[[ RECORDS FOR THE TASK, beginning ]]
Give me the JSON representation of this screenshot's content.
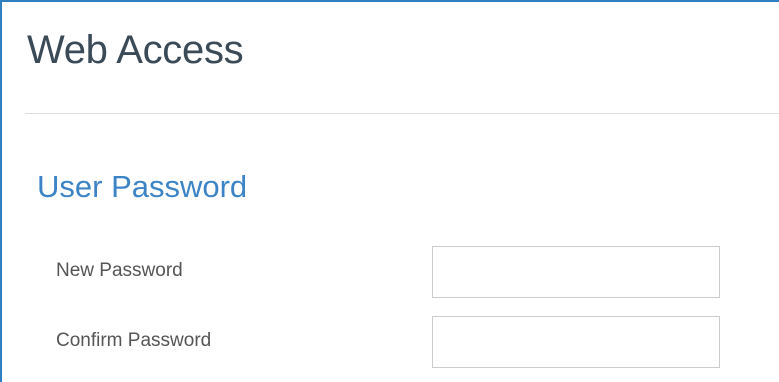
{
  "page": {
    "title": "Web Access"
  },
  "section": {
    "title": "User Password"
  },
  "form": {
    "new_password": {
      "label": "New Password",
      "value": "",
      "placeholder": ""
    },
    "confirm_password": {
      "label": "Confirm Password",
      "value": "",
      "placeholder": ""
    }
  },
  "colors": {
    "accent": "#2f7fc1",
    "section_title": "#3d84c6",
    "page_title": "#3a4a57",
    "label": "#555555"
  }
}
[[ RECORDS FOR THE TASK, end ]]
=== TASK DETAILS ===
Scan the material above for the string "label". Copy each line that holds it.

=== ANSWER SECTION ===
      "label": "New Password",
      "label": "Confirm Password",
    "label": "#555555"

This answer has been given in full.